City of Cedarburg v. Katherine D. Young, 2020AP1848, District 2, 3/17/21 (one-judge decision; ineligible for publication); case activity (including briefs) Young was prosecuted for an OWI 1st offense that did not arise out of a traffic stop or involve police collecting blood or breath samples or even testifying at trial. Can that be done? Sure, it can. And the evidence that was presented at trial was sufficient to convict her, too. When Young entered the high school where she worked co-workers immediately suspected she was intoxicated. Her speech was slurred and incoherent speech, her walking was unsteady, she exuded…
State v. Theophilous Ruffin, 2019AP1046-CR, District 1, 3/9/21 (not recommended for publication); case activity (including briefs) Ruffin raises three challenges to how the jury was instructed at his trial. Two are rejected in all respects, but one—regarding trial counsel’s decision to withdraw a self defense instruction—gets him a Machner hearing. Ruffin was charged with mayhem and sexual assault causing injury, § 940.225(2)(b). The state (mistakenly, one assumes) asked for the jury to be instructed on sexual assault by use or threat of force or violence, § 940.225(2)(a). The judge didn’t spot the mistake. Neither did defense counsel,…
State v. Robert Daris Spencer, 2018AP942-CR, District 1, 3/9/21 (not recommended for publication); case activity (including briefs) Spencer challenges the trial court’s decision to dismiss a juror for cause just before deliberations began, but over a dissent the court of appeals holds his claims are forfeited or that any error was harmless. However, Spencer is entitled to a Machner hearing on his claim that trial counsel was ineffective for failing to object to hearsay evidence. Before the start of the last day of Spencer’s trial the only Black juror complained she was feeling ill. The judge questioned the juror…
State v. Kenyon D. Grant, 2020AP785, 3/9/21, District 1 (not recommended for publication); case activity (including briefs) McCoy v. Louisiana, 584 U.S. ___, 138 S. Ct. 1500 (2018) held that trial counsel cannot concede guilt over his client’s express objection. This would deny the client his 6th Amendment right to determine the objective of his defense and require an automatic new trial. Grant raised a McCoy claim in this case. It failed because trial counsel testified that Grant did not oppose his concession strategy and objected only after hearing the State’s evidence against him. The State charged Grant…

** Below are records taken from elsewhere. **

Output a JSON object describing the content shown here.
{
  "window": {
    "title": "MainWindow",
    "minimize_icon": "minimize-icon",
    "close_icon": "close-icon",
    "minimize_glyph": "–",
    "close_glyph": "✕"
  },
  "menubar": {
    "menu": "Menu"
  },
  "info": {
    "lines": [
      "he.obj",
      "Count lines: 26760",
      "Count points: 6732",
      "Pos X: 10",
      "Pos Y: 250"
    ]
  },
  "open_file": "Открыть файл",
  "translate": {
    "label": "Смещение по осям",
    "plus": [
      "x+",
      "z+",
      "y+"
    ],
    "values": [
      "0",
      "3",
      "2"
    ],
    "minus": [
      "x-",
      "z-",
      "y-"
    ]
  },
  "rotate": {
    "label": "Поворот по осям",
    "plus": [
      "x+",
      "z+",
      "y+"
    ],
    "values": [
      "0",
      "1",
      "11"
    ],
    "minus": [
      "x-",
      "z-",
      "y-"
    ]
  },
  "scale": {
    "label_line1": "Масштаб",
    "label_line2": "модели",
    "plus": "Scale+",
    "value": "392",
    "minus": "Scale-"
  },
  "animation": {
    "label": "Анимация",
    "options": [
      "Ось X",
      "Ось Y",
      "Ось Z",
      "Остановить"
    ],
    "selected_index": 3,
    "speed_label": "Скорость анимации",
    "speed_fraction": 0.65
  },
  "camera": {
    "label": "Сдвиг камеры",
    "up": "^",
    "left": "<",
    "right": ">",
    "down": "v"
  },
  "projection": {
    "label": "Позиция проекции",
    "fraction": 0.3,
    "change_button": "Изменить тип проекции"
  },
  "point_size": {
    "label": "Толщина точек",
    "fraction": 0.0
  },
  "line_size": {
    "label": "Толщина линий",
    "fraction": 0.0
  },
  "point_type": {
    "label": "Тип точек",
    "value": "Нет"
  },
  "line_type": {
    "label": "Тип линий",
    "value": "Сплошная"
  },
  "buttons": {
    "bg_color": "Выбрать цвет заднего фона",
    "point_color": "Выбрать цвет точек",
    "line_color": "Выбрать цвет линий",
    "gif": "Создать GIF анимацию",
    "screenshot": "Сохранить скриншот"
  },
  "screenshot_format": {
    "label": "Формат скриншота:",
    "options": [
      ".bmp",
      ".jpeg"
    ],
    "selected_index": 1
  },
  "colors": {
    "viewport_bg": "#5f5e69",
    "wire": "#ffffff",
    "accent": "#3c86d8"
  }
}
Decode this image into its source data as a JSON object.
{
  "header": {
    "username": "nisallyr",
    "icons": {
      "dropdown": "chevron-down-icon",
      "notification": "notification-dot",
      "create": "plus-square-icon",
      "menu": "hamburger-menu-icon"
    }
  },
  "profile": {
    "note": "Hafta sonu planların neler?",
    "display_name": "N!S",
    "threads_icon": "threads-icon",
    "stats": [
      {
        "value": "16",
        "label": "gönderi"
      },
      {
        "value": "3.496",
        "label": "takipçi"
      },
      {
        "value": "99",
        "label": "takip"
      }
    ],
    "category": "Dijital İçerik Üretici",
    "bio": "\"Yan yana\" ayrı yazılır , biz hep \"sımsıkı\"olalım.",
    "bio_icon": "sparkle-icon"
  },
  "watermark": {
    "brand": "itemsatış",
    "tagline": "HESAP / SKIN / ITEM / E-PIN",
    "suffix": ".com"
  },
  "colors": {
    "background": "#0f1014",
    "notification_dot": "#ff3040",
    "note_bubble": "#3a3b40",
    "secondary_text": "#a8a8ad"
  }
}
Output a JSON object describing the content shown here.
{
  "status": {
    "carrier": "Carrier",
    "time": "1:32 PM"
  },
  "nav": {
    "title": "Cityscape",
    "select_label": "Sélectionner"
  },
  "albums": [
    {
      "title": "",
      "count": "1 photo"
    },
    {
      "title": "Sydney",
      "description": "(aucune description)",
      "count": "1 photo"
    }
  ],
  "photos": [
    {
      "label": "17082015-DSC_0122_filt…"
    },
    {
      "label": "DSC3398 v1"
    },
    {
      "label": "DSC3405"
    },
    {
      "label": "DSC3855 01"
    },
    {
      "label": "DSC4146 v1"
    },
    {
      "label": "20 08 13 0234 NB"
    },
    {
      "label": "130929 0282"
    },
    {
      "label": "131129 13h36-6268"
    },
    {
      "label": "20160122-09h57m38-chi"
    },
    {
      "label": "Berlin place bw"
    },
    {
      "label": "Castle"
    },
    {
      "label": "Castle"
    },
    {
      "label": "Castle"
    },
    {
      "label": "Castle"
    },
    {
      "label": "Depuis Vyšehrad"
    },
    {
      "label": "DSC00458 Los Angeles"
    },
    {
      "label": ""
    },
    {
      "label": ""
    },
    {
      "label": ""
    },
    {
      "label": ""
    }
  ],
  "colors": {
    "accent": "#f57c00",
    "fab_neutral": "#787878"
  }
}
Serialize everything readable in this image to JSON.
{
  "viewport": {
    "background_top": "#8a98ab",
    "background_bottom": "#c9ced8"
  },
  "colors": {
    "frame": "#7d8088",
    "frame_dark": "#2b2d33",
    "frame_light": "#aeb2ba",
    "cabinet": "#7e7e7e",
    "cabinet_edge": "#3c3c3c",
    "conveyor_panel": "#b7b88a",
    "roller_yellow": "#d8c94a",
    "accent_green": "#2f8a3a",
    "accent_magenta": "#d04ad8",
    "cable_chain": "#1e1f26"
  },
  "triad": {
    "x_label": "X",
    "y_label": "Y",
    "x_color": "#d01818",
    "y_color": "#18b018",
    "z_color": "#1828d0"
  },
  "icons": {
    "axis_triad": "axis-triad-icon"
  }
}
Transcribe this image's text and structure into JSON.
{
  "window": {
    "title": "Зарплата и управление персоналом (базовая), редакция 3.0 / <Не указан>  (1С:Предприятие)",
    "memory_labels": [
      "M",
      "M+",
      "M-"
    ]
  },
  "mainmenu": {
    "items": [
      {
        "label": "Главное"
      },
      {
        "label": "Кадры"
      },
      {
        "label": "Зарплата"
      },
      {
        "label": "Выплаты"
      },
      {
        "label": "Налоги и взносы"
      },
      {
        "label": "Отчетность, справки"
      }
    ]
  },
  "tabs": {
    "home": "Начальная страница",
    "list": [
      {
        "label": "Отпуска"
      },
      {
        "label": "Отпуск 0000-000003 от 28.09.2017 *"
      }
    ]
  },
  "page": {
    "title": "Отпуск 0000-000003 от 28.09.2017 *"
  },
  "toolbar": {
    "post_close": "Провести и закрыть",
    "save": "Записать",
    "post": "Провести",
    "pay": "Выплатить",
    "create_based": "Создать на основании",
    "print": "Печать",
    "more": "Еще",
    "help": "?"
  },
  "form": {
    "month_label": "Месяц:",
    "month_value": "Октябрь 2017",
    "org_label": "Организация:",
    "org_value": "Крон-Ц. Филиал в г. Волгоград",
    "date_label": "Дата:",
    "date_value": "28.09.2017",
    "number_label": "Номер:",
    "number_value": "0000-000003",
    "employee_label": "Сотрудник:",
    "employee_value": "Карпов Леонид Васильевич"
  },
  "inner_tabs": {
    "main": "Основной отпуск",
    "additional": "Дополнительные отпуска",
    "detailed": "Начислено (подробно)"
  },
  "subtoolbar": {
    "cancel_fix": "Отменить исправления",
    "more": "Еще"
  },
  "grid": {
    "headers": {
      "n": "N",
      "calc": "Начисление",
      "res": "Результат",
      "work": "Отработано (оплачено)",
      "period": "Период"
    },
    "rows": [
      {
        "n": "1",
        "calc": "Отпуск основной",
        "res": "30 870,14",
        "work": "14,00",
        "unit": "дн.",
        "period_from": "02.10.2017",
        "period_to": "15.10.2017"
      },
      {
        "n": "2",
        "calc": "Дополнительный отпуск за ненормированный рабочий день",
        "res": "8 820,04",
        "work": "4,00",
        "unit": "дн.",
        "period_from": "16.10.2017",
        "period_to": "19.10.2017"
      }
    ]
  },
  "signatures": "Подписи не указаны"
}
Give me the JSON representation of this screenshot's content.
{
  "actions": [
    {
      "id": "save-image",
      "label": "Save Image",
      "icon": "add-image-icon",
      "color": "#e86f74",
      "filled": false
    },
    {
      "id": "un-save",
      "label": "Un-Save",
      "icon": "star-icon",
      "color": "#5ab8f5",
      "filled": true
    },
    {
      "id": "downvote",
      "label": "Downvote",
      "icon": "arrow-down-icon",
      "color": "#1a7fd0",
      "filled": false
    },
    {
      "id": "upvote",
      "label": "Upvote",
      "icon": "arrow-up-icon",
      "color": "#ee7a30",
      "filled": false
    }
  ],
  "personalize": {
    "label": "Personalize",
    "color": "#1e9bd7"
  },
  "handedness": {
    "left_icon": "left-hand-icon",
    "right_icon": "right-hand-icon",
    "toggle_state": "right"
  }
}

State v. Anthony James Jendusa, 2021 WI 24, affirming a court of appeals order denying interlocutory appeal; case activity (including briefs) This litigation has been procedurally weird, as we’ve discussed before, but SCOW’s decision on the merits may turn out to be a momentous one for the future of ch. 980. Commitment trials commonly turn on the application of tools called actuarial instruments. These are tests of a sort: an examiner gathers a certain set of facts about the respondent. The examiner then compares a “score” derived from those facts with the scores of various groups of other…
Jefferson County v. S.M.S., 2020AP814, 3/11/21, District 4 (1-judge opinion, ineligible for publication); case activity It is blackletter law that the probable cause hearing for a Chapter 51 commitment must be held within a statutorily-prescribed time from the subject individual’s detention or the circuit court must dismiss the proceeding for lack of competency to adjudicate it. See §51.20(7)(a) and Dodge Cnty. v. Ryan E.M., 2002 WI App 71, ¶5, 252 Wis. 2d 490, 642 N.W.2d 592. In this case, the court of appeals held that the Ryan E.M. rule did not apply because the individual’s conduct (he was…